Quid pro quo is an expression that comes from Latin. This expression is used to express that something is reciprocal, that is, that there is reciprocity. In Spanish, the literal translation is “one thing for another.”
Quid pro quo, although it is a Latin expression and originated in Ancient Rome, it is still a widely used expression today.
When we say “quid pro quo,” we are referring to something being reciprocal, that is, it requires reciprocity.
When we use this expression, we mean that we do not do a thing for nothing, but we do it to obtain something that interests us. In a way, it alludes to what is commonly called the exchange of favors.
In essence, we can say that it means “I give you, you give me.” And we are talking about a norm of coexistence that, since ancient times, is present in our society, in every negotiation or transaction.
Quid pro quo in law
Roman law is the source from which law draws in the present.
For this reason, many expressions in Latin are used today by jurists in their day-to-day life.
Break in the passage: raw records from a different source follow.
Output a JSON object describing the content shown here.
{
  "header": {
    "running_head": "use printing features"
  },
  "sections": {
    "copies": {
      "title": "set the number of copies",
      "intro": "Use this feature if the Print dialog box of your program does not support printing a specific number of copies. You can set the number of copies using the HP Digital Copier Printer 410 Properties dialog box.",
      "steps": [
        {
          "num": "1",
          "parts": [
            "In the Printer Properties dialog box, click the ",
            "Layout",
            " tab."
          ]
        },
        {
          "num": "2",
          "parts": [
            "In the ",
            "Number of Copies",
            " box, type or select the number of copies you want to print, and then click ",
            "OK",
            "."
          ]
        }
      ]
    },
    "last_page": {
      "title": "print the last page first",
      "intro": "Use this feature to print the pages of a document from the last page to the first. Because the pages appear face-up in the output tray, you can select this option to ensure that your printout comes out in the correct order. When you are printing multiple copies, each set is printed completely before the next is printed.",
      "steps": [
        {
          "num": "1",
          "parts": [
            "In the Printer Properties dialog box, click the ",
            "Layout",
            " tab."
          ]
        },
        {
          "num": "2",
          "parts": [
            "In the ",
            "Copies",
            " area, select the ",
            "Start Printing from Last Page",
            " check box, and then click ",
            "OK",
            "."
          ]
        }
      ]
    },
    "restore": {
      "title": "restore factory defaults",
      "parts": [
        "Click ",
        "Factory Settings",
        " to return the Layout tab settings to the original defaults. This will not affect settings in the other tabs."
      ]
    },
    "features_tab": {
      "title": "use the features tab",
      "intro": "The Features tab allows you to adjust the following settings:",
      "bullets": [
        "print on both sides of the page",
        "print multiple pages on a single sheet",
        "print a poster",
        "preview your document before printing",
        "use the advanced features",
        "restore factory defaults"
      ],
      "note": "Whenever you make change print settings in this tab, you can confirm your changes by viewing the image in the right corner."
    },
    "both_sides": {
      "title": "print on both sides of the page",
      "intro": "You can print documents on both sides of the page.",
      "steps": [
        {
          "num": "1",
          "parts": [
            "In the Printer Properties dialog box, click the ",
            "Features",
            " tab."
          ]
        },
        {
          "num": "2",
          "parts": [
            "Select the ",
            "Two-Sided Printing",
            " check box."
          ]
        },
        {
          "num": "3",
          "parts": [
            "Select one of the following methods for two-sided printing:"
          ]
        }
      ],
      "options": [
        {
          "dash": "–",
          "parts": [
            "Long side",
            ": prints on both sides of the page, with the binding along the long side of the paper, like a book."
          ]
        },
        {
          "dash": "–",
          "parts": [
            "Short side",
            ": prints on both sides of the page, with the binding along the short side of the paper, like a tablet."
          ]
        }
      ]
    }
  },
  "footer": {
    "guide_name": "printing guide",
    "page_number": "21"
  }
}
Among them, quid pro quo is an expression that is still very much in force.
In many commercial transactions, we establish reciprocity through this expression, meaning that the contract is reciprocal.
In civil law, in social law, in commercial law or in family matters, we can also see the use of this expression, wanting to indicate that we do or give something in exchange for them doing or giving us something.
Now, we are talking about an expression that has been highly questioned and rightly so. In other words, we are talking about an expression used, but which should be replaced by the correct one, which would be “do ut des”.
“Quid pro quo” is not “do ut des”
In the Anglo-Saxon world, many citizens used this expression to refer to reciprocity, or that something was reciprocal, in implicit and explicit deals, in an exchange or transaction or in a simple exchange of favors. However, the correct expression is not that, but “do ut des”.
In this case, we are referring to a correct expression that means “I give so that you can give” or “take and give me.” In both cases, both expressions express reciprocity, but unlike the one in question in this article, the expression do ut des is correctly written.
The quid pro quo and society
In both cases, when we say “quid pro quo” or “do ut des,” we are meaning something as essential as that we do something to obtain something. That is, when we do something, we expect the other person to give us something.
We could say that a large majority of relationships are established under this principle. What’s more, a large part of our relationships are governed precisely by this. I give you something, but you must also give me something that interests me.
If I work, you will give me a salary. If you take me, I’ll pay you. If I get good grades, you buy me a toy.
Many relationships are based on this principle since we are little. Well, being able to question society as a materialist or not, the quid pro quo and the do ut des point to the incentive that, as we always say in economics, makes society move and, with it, move the world.